At Advancing Human Rights, Keyes supported and encouraged opposition activists in China, Egypt, Saudi Arabia, Russia, Iran and other countries. He also established the website CyberDissidents.org, with the aim of helping to empower opposition movements and regime opponents in the Middle East.
Keyes also helped launch Movements.org, a crowd-sourcing human rights platform, according to The New York Times, which is designed to connect oppositionists in dictatorial countries with Westerners interested in helping them.
Keyes’ human rights activity and the articles he has written on the subject are liable to clash with certain diplomatic, security and economic interests of the State of Israel as defined by Netanyahu in recent years – particularly in regard to relations with Egypt, China and Russia.
For example, Keyes is a harsh opponent of Sissi’s regime in Egypt, and even called to end U.S. military assistance to the country, as long as it continues to imprison human rights activists and journalists. Netanyahu has described promotion of economic ties with China as one of his top priorities, and the government even passed two decisions to that end. For his part, Keyes has been working actively in recent years against the regime in Beijing and its human rights violations.
Raised ire of Beijing
Among other things, for example, Keyes, along with chess champion Gary Kasparov, led a campaign to change the name of the street where the Chinese embassy in Washington is located to Liu Xiaobo Square, after the human rights activist, author and Nobel Peace Prize laureate who is in a Chinese prison. The campaign, which Congress backed, aroused Beijing’s anger.
In an interview with the Radio Free Asia blog Free for All in June 2014, Keyes harshly attacked the Chinese regime.
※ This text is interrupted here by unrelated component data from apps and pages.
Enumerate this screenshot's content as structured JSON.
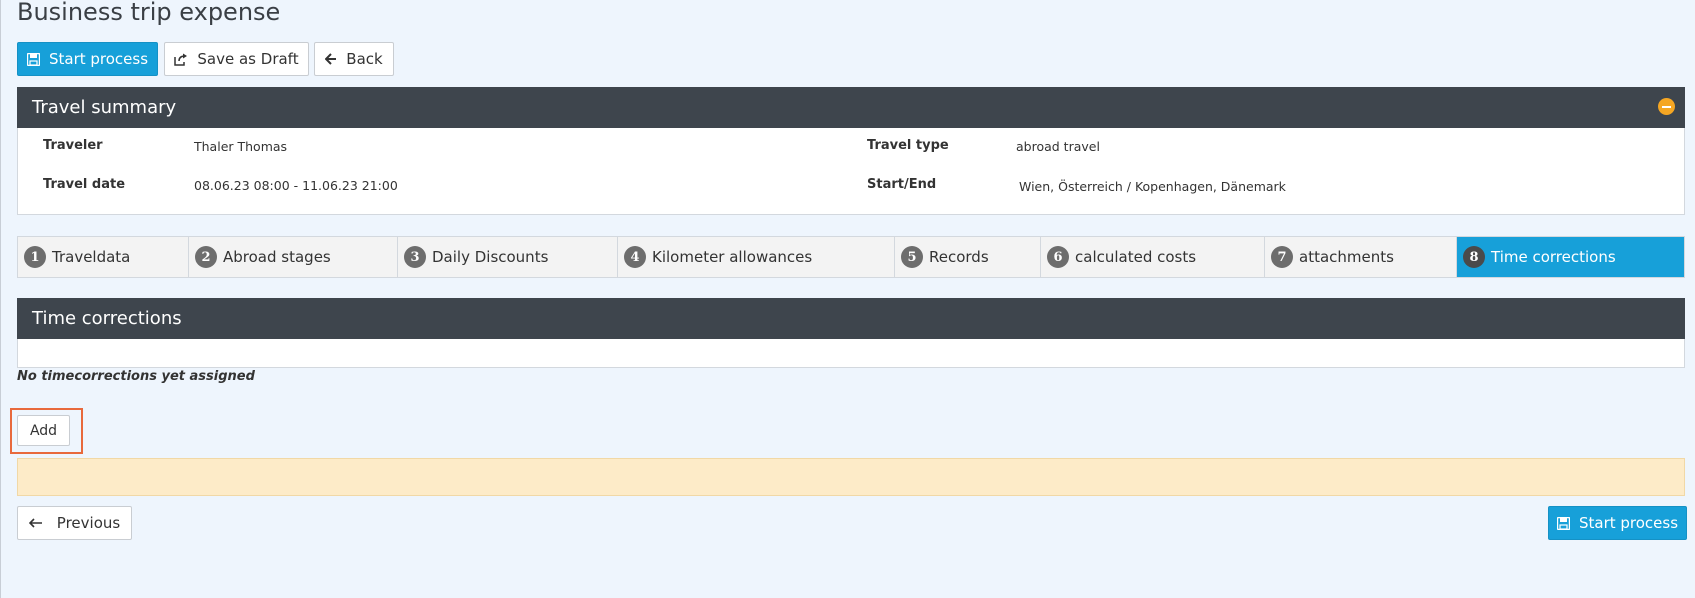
{
  "page": {
    "title": "Business trip expense"
  },
  "toolbar": {
    "start_process": "Start process",
    "save_draft": "Save as Draft",
    "back": "Back"
  },
  "summary": {
    "title": "Travel summary",
    "traveler_label": "Traveler",
    "traveler_value": "Thaler Thomas",
    "travel_date_label": "Travel date",
    "travel_date_value": "08.06.23 08:00 - 11.06.23 21:00",
    "travel_type_label": "Travel type",
    "travel_type_value": "abroad travel",
    "start_end_label": "Start/End",
    "start_end_value": "Wien, Österreich / Kopenhagen, Dänemark"
  },
  "tabs": [
    {
      "num": "1",
      "label": "Traveldata"
    },
    {
      "num": "2",
      "label": "Abroad stages"
    },
    {
      "num": "3",
      "label": "Daily Discounts"
    },
    {
      "num": "4",
      "label": "Kilometer allowances"
    },
    {
      "num": "5",
      "label": "Records"
    },
    {
      "num": "6",
      "label": "calculated costs"
    },
    {
      "num": "7",
      "label": "attachments"
    },
    {
      "num": "8",
      "label": "Time corrections",
      "active": true
    }
  ],
  "time_corrections": {
    "title": "Time corrections",
    "empty_message": "No timecorrections yet assigned",
    "add_button": "Add"
  },
  "footer": {
    "previous": "Previous",
    "start_process": "Start process"
  },
  "colors": {
    "primary": "#17a0d9",
    "panel_header": "#3e454d",
    "warning_bg": "#fdebc8",
    "highlight": "#e8693c"
  }
}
“I think it’s provocative to impose dictatorships on over a billion people,” he said in response to claims from the Chinese foreign ministry that he is a provocateur. “This a struggle for the future of China Will China become a democracy or continue to impose dictatorship on so many people?”